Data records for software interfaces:
-=-=-=-=-
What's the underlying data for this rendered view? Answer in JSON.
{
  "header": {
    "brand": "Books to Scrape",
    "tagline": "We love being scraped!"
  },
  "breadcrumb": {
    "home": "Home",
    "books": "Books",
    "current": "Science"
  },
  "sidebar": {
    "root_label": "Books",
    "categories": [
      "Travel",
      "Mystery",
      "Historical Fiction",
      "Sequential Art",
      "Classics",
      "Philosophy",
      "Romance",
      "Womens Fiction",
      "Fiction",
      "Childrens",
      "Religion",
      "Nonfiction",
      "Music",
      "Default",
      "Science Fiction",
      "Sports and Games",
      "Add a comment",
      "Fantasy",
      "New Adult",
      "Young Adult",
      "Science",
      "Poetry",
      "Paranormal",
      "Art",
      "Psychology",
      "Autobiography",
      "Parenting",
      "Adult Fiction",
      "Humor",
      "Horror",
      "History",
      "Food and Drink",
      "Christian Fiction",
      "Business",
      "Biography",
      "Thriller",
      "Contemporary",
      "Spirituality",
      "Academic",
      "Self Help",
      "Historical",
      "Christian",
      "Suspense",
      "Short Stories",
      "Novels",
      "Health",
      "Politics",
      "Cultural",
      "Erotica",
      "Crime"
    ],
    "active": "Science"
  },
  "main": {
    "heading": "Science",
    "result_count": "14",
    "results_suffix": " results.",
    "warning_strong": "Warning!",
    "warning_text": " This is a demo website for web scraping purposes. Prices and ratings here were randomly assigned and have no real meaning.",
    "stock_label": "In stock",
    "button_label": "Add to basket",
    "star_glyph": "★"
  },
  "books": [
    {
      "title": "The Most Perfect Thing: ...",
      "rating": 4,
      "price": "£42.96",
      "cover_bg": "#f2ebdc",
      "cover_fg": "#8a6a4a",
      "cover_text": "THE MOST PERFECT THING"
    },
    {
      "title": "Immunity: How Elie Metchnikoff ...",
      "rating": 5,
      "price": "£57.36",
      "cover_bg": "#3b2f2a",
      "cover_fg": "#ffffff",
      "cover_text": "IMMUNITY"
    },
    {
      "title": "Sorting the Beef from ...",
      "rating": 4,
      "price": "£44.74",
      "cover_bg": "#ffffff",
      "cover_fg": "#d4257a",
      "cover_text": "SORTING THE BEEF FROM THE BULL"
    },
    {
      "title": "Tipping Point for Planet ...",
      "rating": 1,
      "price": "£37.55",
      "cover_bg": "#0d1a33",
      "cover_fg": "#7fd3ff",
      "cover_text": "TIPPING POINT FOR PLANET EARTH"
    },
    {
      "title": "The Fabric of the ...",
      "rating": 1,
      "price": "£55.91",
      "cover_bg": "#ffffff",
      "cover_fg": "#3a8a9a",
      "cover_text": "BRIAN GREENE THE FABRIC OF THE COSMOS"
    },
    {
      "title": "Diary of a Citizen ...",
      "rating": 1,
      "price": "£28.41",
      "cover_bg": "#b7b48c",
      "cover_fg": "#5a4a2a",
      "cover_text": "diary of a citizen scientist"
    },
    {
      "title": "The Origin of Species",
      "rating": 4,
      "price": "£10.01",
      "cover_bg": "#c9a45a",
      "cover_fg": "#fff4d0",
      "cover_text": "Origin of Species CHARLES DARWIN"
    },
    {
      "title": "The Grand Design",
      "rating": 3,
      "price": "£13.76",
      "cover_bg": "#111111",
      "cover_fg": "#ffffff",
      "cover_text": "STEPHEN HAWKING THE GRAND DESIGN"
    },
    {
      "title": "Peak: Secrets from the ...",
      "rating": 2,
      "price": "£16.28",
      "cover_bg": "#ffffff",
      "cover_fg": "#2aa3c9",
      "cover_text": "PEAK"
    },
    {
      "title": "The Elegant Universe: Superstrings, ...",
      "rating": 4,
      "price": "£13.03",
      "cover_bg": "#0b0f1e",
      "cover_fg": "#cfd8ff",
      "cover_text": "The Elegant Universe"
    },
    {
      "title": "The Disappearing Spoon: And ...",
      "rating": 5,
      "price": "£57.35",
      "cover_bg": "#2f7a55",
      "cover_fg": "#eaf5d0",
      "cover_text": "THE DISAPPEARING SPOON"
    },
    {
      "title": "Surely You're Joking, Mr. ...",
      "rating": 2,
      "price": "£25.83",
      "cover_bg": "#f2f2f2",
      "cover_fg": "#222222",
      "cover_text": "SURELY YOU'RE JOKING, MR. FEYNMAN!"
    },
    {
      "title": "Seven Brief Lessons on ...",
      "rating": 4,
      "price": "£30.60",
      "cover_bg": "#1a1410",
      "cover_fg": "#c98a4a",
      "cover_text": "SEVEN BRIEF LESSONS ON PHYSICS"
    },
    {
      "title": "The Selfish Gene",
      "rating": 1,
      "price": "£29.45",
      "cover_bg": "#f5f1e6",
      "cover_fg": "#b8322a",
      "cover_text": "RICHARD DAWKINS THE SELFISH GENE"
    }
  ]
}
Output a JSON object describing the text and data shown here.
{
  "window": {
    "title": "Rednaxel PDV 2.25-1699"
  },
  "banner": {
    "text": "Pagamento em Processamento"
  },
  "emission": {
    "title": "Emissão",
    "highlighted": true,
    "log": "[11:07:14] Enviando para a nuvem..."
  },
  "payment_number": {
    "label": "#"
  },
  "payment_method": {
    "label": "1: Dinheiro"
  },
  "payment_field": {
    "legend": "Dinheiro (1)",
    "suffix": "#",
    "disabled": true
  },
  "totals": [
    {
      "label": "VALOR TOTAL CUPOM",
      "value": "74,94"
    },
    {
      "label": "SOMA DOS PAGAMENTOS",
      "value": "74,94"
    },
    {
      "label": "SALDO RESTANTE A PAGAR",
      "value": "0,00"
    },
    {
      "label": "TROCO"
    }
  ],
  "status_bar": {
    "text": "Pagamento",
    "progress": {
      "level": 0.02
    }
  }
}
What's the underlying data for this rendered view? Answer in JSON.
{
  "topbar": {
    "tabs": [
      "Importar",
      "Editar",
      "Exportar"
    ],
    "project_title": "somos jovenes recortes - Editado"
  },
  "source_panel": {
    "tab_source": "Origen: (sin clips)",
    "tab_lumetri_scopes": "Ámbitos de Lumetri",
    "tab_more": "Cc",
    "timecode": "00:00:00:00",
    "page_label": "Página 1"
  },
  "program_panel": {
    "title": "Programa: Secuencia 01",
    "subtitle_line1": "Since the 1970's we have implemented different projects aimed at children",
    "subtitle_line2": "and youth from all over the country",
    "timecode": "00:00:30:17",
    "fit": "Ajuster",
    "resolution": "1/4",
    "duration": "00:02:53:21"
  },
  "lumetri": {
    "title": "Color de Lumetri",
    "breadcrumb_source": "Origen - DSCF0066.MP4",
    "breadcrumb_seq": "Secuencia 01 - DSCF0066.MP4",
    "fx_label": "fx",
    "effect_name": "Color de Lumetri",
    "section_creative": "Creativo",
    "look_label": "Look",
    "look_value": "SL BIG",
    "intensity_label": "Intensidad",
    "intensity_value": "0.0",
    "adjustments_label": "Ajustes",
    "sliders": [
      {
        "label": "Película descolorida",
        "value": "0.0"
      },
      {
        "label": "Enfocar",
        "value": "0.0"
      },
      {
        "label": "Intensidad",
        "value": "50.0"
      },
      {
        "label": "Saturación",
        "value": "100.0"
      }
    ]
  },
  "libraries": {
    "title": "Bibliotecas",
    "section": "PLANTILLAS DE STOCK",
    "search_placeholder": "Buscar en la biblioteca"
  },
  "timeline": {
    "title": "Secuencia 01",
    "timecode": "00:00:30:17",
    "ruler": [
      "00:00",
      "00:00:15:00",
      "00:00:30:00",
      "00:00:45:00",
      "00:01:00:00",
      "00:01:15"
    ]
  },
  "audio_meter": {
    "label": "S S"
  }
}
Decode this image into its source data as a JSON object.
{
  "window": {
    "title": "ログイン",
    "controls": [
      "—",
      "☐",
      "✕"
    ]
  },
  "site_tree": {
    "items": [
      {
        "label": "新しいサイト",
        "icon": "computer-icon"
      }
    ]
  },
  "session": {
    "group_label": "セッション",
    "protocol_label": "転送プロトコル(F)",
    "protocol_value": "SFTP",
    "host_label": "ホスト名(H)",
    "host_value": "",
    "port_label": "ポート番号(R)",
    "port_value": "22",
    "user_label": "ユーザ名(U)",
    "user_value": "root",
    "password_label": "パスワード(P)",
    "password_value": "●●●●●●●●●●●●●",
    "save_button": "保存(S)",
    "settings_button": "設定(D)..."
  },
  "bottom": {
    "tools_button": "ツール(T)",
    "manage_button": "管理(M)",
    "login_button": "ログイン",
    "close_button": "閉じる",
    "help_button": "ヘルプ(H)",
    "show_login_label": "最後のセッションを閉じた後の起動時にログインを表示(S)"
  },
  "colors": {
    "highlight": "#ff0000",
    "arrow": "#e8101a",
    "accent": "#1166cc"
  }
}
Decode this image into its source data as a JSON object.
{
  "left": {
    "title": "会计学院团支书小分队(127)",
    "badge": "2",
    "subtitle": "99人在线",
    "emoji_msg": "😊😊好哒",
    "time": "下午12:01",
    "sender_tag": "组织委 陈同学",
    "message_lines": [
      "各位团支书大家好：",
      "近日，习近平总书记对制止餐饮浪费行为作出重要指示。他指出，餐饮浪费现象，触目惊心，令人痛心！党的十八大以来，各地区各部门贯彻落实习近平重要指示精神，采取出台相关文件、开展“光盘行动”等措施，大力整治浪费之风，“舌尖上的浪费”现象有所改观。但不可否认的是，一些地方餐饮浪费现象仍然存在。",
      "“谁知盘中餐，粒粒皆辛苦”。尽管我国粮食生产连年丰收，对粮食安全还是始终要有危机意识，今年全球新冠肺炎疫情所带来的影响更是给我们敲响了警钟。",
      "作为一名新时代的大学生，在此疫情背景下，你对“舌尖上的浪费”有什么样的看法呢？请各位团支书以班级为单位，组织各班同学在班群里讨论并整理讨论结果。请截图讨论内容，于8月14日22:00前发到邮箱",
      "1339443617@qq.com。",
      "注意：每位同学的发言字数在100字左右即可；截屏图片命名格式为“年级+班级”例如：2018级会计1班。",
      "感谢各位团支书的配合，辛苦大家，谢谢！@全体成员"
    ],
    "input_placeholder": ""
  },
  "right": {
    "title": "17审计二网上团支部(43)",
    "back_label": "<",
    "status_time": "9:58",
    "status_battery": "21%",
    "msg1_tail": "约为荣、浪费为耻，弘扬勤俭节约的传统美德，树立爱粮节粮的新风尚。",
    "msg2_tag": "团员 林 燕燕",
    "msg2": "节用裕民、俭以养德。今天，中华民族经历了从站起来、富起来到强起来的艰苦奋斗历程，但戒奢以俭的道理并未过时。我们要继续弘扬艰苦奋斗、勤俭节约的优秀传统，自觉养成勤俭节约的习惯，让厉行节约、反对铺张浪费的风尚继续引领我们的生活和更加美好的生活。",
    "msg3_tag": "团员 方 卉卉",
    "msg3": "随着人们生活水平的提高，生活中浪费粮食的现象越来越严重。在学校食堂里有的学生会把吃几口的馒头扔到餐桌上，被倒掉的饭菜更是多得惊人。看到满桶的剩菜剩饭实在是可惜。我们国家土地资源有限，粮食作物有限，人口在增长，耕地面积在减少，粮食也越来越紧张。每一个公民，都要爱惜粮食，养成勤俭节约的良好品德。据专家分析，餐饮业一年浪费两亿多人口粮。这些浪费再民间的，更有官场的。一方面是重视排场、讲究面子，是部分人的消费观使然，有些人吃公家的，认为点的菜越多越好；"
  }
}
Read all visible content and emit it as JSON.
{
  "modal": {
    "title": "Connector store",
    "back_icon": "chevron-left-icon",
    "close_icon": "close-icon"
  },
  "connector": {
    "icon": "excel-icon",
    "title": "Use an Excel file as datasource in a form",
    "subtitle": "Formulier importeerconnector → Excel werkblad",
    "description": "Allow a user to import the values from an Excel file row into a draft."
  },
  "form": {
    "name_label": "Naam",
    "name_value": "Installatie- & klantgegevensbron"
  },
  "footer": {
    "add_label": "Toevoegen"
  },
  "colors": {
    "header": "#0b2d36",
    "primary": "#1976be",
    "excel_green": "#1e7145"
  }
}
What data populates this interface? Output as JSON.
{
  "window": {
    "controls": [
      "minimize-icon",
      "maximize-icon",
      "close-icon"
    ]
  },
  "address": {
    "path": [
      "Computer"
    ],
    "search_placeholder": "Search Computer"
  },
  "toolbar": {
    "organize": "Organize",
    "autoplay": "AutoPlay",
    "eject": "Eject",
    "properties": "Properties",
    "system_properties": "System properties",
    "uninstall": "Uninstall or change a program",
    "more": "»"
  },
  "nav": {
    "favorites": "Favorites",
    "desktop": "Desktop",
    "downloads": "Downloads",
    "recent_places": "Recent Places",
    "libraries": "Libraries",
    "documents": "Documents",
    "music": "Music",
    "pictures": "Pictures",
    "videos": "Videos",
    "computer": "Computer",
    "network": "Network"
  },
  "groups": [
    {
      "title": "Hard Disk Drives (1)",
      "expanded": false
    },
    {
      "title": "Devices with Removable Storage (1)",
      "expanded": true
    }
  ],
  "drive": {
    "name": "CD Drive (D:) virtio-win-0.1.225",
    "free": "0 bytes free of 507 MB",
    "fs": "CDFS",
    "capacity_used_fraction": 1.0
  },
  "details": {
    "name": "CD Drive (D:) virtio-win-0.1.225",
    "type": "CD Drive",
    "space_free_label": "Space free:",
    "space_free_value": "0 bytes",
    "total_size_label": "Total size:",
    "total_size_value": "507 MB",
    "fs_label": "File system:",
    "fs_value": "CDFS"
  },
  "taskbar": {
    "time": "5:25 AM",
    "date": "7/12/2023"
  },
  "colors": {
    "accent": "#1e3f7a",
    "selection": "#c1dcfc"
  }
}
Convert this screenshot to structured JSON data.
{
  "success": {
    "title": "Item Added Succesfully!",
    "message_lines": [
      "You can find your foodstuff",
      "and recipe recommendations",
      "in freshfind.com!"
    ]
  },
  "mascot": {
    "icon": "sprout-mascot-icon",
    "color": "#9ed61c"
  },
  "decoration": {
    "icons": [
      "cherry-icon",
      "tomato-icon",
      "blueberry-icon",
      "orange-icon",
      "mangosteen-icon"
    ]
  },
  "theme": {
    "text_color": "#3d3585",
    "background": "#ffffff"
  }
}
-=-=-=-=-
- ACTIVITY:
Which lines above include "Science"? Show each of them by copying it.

- ANSWER BOX:
    "current": "Science"
      "Science Fiction",
      "Science",
    "active": "Science"
    "heading": "Science",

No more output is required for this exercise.